■ Task statement ■
Output the records that follow exactly as they are written.
*** Recorded information Section Begins ***
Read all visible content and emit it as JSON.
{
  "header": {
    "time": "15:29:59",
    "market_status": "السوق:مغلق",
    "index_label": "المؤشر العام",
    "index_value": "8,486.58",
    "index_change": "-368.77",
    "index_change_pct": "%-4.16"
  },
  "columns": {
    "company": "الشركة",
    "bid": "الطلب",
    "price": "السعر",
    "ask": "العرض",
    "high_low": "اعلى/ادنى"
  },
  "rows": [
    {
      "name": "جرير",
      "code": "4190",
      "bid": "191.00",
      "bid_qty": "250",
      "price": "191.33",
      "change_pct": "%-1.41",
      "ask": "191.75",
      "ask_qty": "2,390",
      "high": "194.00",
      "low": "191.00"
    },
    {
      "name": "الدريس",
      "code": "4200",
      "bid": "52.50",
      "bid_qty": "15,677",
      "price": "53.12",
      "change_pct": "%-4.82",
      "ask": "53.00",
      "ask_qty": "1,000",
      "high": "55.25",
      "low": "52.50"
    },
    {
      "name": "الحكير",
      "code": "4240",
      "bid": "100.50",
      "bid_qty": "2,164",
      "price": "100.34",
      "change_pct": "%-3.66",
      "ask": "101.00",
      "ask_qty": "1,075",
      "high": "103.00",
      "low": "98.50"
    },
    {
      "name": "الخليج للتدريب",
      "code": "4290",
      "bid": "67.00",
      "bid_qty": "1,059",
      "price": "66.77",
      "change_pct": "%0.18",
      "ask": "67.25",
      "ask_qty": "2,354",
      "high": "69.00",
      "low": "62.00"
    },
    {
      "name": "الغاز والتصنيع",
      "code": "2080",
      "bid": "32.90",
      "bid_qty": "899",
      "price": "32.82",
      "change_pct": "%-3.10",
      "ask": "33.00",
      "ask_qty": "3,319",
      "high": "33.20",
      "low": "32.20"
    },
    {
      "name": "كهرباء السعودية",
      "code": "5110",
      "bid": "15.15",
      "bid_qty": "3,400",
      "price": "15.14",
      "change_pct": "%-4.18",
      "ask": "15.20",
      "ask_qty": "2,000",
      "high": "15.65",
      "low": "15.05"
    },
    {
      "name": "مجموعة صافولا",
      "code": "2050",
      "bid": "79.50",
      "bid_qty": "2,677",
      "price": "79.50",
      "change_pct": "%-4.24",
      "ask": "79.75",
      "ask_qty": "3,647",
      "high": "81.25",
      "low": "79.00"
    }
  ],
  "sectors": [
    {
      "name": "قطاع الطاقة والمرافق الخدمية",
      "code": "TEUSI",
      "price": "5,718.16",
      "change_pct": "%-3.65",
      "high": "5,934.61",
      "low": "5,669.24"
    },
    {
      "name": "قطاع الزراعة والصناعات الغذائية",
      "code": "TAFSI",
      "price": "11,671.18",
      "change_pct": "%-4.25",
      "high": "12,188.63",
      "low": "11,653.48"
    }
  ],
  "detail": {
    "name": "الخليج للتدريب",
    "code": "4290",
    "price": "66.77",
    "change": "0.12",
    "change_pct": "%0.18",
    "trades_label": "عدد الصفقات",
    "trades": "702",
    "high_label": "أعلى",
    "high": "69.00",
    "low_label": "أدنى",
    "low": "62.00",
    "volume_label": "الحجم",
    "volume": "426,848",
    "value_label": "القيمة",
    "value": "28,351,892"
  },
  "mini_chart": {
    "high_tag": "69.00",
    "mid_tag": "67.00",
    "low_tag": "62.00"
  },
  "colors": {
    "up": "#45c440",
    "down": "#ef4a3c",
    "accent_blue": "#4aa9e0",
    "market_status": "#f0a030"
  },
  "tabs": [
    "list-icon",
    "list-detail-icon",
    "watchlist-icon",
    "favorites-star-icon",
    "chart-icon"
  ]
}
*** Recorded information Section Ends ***
■ Output of the exercise ■
Read all visible content and emit it as JSON.
{
  "header": {
    "time": "15:29:59",
    "market_status": "السوق:مغلق",
    "index_label": "المؤشر العام",
    "index_value": "8,486.58",
    "index_change": "-368.77",
    "index_change_pct": "%-4.16"
  },
  "columns": {
    "company": "الشركة",
    "bid": "الطلب",
    "price": "السعر",
    "ask": "العرض",
    "high_low": "اعلى/ادنى"
  },
  "rows": [
    {
      "name": "جرير",
      "code": "4190",
      "bid": "191.00",
      "bid_qty": "250",
      "price": "191.33",
      "change_pct": "%-1.41",
      "ask": "191.75",
      "ask_qty": "2,390",
      "high": "194.00",
      "low": "191.00"
    },
    {
      "name": "الدريس",
      "code": "4200",
      "bid": "52.50",
      "bid_qty": "15,677",
      "price": "53.12",
      "change_pct": "%-4.82",
      "ask": "53.00",
      "ask_qty": "1,000",
      "high": "55.25",
      "low": "52.50"
    },
    {
      "name": "الحكير",
      "code": "4240",
      "bid": "100.50",
      "bid_qty": "2,164",
      "price": "100.34",
      "change_pct": "%-3.66",
      "ask": "101.00",
      "ask_qty": "1,075",
      "high": "103.00",
      "low": "98.50"
    },
    {
      "name": "الخليج للتدريب",
      "code": "4290",
      "bid": "67.00",
      "bid_qty": "1,059",
      "price": "66.77",
      "change_pct": "%0.18",
      "ask": "67.25",
      "ask_qty": "2,354",
      "high": "69.00",
      "low": "62.00"
    },
    {
      "name": "الغاز والتصنيع",
      "code": "2080",
      "bid": "32.90",
      "bid_qty": "899",
      "price": "32.82",
      "change_pct": "%-3.10",
      "ask": "33.00",
      "ask_qty": "3,319",
      "high": "33.20",
      "low": "32.20"
    },
    {
      "name": "كهرباء السعودية",
      "code": "5110",
      "bid": "15.15",
      "bid_qty": "3,400",
      "price": "15.14",
      "change_pct": "%-4.18",
      "ask": "15.20",
      "ask_qty": "2,000",
      "high": "15.65",
      "low": "15.05"
    },
    {
      "name": "مجموعة صافولا",
      "code": "2050",
      "bid": "79.50",
      "bid_qty": "2,677",
      "price": "79.50",
      "change_pct": "%-4.24",
      "ask": "79.75",
      "ask_qty": "3,647",
      "high": "81.25",
      "low": "79.00"
    }
  ],
  "sectors": [
    {
      "name": "قطاع الطاقة والمرافق الخدمية",
      "code": "TEUSI",
      "price": "5,718.16",
      "change_pct": "%-3.65",
      "high": "5,934.61",
      "low": "5,669.24"
    },
    {
      "name": "قطاع الزراعة والصناعات الغذائية",
      "code": "TAFSI",
      "price": "11,671.18",
      "change_pct": "%-4.25",
      "high": "12,188.63",
      "low": "11,653.48"
    }
  ],
  "detail": {
    "name": "الخليج للتدريب",
    "code": "4290",
    "price": "66.77",
    "change": "0.12",
    "change_pct": "%0.18",
    "trades_label": "عدد الصفقات",
    "trades": "702",
    "high_label": "أعلى",
    "high": "69.00",
    "low_label": "أدنى",
    "low": "62.00",
    "volume_label": "الحجم",
    "volume": "426,848",
    "value_label": "القيمة",
    "value": "28,351,892"
  },
  "mini_chart": {
    "high_tag": "69.00",
    "mid_tag": "67.00",
    "low_tag": "62.00"
  },
  "colors": {
    "up": "#45c440",
    "down": "#ef4a3c",
    "accent_blue": "#4aa9e0",
    "market_status": "#f0a030"
  },
  "tabs": [
    "list-icon",
    "list-detail-icon",
    "watchlist-icon",
    "favorites-star-icon",
    "chart-icon"
  ]
}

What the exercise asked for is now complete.